WWII Revisited, Oxford Historical Society's newest book.
Like many Americans, Oxford families sacrificed much during World War
II. One such family was that of J. Edward Miles on Chestnut Tree Hill
Road. During the war years, the family bid farewell to five of their
sons and a son-in-law as they left to serve their country. One son, the
eldest of the five sons to serve, Sgt. David Sheldon Miles, died aboard
the SS Dorchester on February 3, 1943 as the result of enemy action
when a German submarine torpedoed the transport ship in the North
Atlantic while carrying some 903 men to Greenland.
In a letter dated June 1, 1943, to a niece after confirmation of her
son’s death, Susannah Williams Miles lamented, “We all feel terrible
but there isn’t anything we can do about it. It is the first break in
my family so it is pretty hard to bear. We must think it is all for the
best and we are not alone in our troubles.”
Two other sons served abroad, Sgt. Robert Newsome Miles on the Aleutian
Islands in the Bering Sea, and Sgt. H. Wilson Miles in Germany. Both
Sgt. Edward Upson Miles and Sgt. Franklyn Russell Miles served at Armed
Forces bases in this country. Franklyn went on to serve his country in
the US Air Force for a total of twenty years.
Son-in-law Benjamin V. Samoker married Frances Miles, a sister of the
five servicemen, in 1941, and had a new baby girl when he answered his
country’s call to duty by joining the US Navy and serving in Panama for
almost two years.
On the cover of a new book is a photo of the five service men at the
Miles family homestead on Chestnut Tree Hill Road. Standing proudly in
uniform, left to right are: Benjamin Samoker, Robert, Franklyn, Edward,
and H. Wilson Miles in 1945.
The book, World War II Revisited, by Oxford native, Audrey Cable Linke,
will be on sale for the first on Sunday at the Oxford Historical

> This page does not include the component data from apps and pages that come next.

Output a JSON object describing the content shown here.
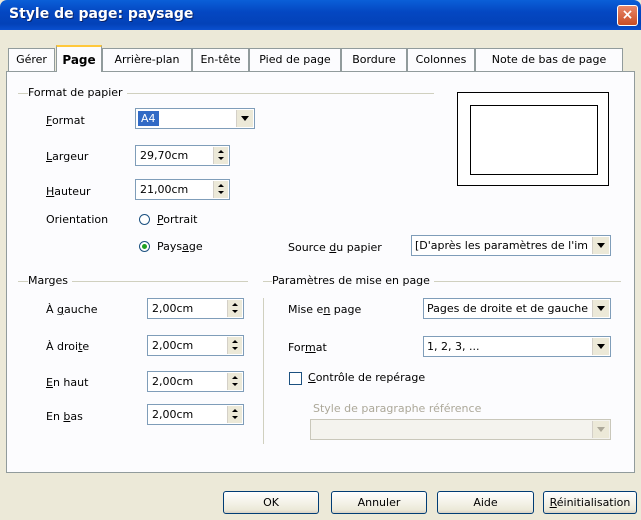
{
  "window": {
    "title": "Style de page: paysage",
    "close_symbol": "×"
  },
  "tabs": [
    {
      "label": "Gérer"
    },
    {
      "label": "Page"
    },
    {
      "label": "Arrière-plan"
    },
    {
      "label": "En-tête"
    },
    {
      "label": "Pied de page"
    },
    {
      "label": "Bordure"
    },
    {
      "label": "Colonnes"
    },
    {
      "label": "Note de bas de page"
    }
  ],
  "paper": {
    "group_label": "Format de papier",
    "format_label": "Format",
    "format_value": "A4",
    "width_label": "Largeur",
    "width_value": "29,70cm",
    "height_label": "Hauteur",
    "height_value": "21,00cm",
    "orientation_label": "Orientation",
    "portrait_label": "Portrait",
    "landscape_label": "Paysage",
    "orientation_selected": "Paysage",
    "source_label": "Source du papier",
    "source_value": "[D'après les paramètres de l'im"
  },
  "margins": {
    "group_label": "Marges",
    "left_label": "À gauche",
    "left_value": "2,00cm",
    "right_label": "À droite",
    "right_value": "2,00cm",
    "top_label": "En haut",
    "top_value": "2,00cm",
    "bottom_label": "En bas",
    "bottom_value": "2,00cm"
  },
  "layout": {
    "group_label": "Paramètres de mise en page",
    "page_layout_label": "Mise en page",
    "page_layout_value": "Pages de droite et de gauche",
    "format_label": "Format",
    "format_value": "1, 2, 3, ...",
    "register_label": "Contrôle de repérage",
    "register_checked": false,
    "ref_style_label": "Style de paragraphe référence",
    "ref_style_value": ""
  },
  "buttons": {
    "ok": "OK",
    "cancel": "Annuler",
    "help": "Aide",
    "reset": "Réinitialisation"
  },
  "colors": {
    "titlebar": "#0447c2",
    "dialog_bg": "#ece9d8",
    "selection": "#316ac5"
  }
}
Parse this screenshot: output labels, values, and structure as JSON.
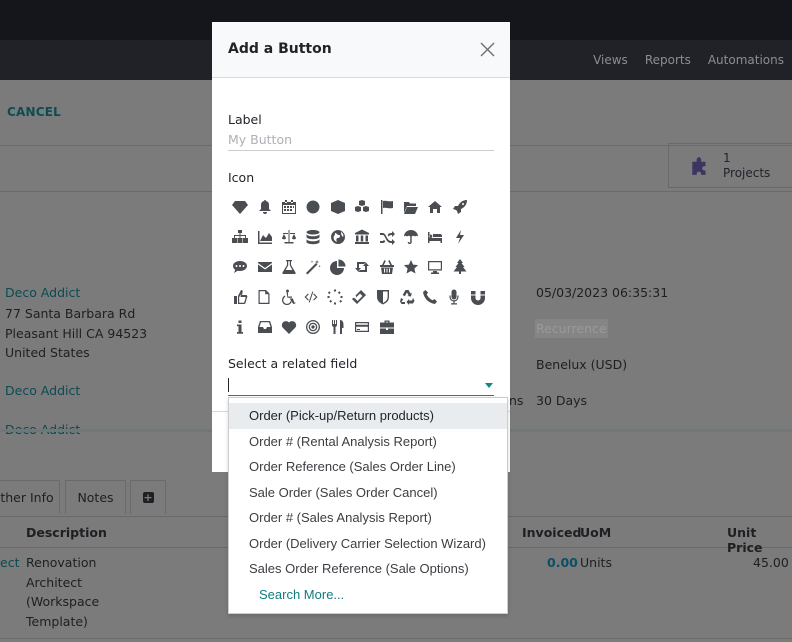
{
  "topbar": {
    "menu_items": [
      "Views",
      "Reports",
      "Automations"
    ]
  },
  "background": {
    "cancel_label": "CANCEL",
    "smart_button": {
      "count": "1",
      "label": "Projects",
      "icon": "puzzle-icon"
    },
    "customer": {
      "name": "Deco Addict",
      "address_lines": [
        "77 Santa Barbara Rd",
        "Pleasant Hill CA 94523",
        "United States"
      ],
      "invoice_address": "Deco Addict",
      "delivery_address": "Deco Addict"
    },
    "right_fields": {
      "date": "05/03/2023 06:35:31",
      "recurrence_placeholder": "Recurrence",
      "pricelist": "Benelux (USD)",
      "payment_terms_label_fragment": "ns",
      "payment_terms": "30 Days"
    },
    "tabs": [
      "ther Info",
      "Notes",
      "+"
    ],
    "table": {
      "headers": [
        "Description",
        "Invoiced",
        "UoM",
        "Unit Price"
      ],
      "row": {
        "product_fragment": "ect",
        "description_lines": [
          "Renovation",
          "Architect",
          "(Workspace",
          "Template)"
        ],
        "invoiced": "0.00",
        "uom": "Units",
        "unit_price": "45.00"
      }
    }
  },
  "modal": {
    "title": "Add a Button",
    "label_field": {
      "label": "Label",
      "value": "",
      "placeholder": "My Button"
    },
    "icon_label": "Icon",
    "icons": [
      [
        "diamond",
        "bell",
        "calendar",
        "circle",
        "cube",
        "cubes",
        "flag",
        "folder-open",
        "home",
        "rocket"
      ],
      [
        "sitemap",
        "area-chart",
        "balance-scale",
        "database",
        "globe",
        "university",
        "random",
        "umbrella",
        "bed",
        "bolt"
      ],
      [
        "comment",
        "envelope",
        "flask",
        "magic",
        "pie-chart",
        "retweet",
        "shopping-basket",
        "star",
        "desktop",
        "tree"
      ],
      [
        "thumbs-o-up",
        "file-o",
        "wheelchair",
        "code",
        "spinner",
        "ticket",
        "shield",
        "recycle",
        "phone",
        "microphone",
        "magnet"
      ],
      [
        "info",
        "inbox",
        "heart",
        "bullseye",
        "cutlery",
        "credit-card",
        "briefcase"
      ]
    ],
    "related_field": {
      "label": "Select a related field",
      "value": ""
    }
  },
  "dropdown": {
    "options": [
      "Order (Pick-up/Return products)",
      "Order # (Rental Analysis Report)",
      "Order Reference (Sales Order Line)",
      "Sale Order (Sales Order Cancel)",
      "Order # (Sales Analysis Report)",
      "Order (Delivery Carrier Selection Wizard)",
      "Sales Order Reference (Sale Options)"
    ],
    "active_index": 0,
    "search_more": "Search More..."
  },
  "colors": {
    "accent": "#0f878c",
    "link": "#0f7c80",
    "overlay_bg": "#7b7b7b"
  }
}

Society's Twitchell-Rowland Homestead, 60 Towner Lane, from 2 to 4 p.m.
Thanks to Jane Hulbert and Marcia Wrogg for the photo and the family background used on the cover of this new book.